- _WHAT IS NEEDED_: For the listing below, give the count of lines containing the string "angle" and nothing else.

- _DATASET EXCERPTS_:
☆ ☆ ☆ ☆ ☆ ☆ ☆
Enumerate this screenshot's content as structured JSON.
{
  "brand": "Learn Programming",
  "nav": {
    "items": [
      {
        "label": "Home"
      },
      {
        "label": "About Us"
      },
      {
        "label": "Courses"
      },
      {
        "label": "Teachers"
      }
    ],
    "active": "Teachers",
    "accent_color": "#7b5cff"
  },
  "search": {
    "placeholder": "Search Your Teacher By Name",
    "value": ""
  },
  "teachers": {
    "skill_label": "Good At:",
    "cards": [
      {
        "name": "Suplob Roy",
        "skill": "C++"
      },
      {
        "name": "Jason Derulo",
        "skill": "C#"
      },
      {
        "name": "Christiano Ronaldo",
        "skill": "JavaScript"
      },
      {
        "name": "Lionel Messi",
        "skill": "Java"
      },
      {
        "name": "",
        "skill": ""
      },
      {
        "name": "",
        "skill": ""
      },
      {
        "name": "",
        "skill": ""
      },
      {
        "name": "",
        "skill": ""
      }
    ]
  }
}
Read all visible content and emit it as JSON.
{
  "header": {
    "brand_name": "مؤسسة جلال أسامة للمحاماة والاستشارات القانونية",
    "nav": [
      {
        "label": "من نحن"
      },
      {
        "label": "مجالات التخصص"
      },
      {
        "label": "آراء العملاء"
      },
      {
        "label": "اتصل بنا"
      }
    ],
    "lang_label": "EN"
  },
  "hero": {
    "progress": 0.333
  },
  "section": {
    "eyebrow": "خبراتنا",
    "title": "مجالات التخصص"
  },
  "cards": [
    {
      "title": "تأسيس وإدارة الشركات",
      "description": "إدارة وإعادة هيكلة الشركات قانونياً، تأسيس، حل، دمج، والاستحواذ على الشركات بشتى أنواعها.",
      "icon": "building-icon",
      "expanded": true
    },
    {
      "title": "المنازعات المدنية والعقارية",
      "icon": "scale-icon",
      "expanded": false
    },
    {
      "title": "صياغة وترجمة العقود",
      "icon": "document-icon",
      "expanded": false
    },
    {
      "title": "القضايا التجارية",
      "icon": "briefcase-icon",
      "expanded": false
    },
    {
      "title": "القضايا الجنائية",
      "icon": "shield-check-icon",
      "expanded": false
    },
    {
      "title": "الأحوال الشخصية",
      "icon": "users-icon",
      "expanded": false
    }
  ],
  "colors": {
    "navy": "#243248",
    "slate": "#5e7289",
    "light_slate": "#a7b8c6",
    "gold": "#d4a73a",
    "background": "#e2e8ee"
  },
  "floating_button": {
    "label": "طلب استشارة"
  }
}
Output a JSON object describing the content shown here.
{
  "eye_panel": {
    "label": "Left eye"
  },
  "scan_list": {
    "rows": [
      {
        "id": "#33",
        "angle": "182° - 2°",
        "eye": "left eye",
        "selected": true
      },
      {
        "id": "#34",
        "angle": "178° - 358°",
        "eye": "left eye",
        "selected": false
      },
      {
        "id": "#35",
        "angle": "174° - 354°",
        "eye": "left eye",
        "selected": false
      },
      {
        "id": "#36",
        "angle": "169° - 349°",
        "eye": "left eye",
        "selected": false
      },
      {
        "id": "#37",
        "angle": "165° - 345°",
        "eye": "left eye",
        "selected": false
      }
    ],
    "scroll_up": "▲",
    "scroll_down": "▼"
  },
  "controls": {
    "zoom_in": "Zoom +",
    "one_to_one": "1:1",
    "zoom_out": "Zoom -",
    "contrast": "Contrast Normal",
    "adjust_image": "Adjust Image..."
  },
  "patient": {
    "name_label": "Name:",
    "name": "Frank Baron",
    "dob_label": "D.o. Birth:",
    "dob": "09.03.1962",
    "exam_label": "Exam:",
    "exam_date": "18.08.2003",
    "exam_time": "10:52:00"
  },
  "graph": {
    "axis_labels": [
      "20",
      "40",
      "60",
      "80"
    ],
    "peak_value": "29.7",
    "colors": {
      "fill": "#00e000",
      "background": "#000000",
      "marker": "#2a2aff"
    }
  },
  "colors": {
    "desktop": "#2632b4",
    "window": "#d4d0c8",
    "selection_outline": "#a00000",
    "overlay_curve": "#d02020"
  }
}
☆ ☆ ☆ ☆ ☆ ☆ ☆
- _EXERCISE SOLUTION_: 5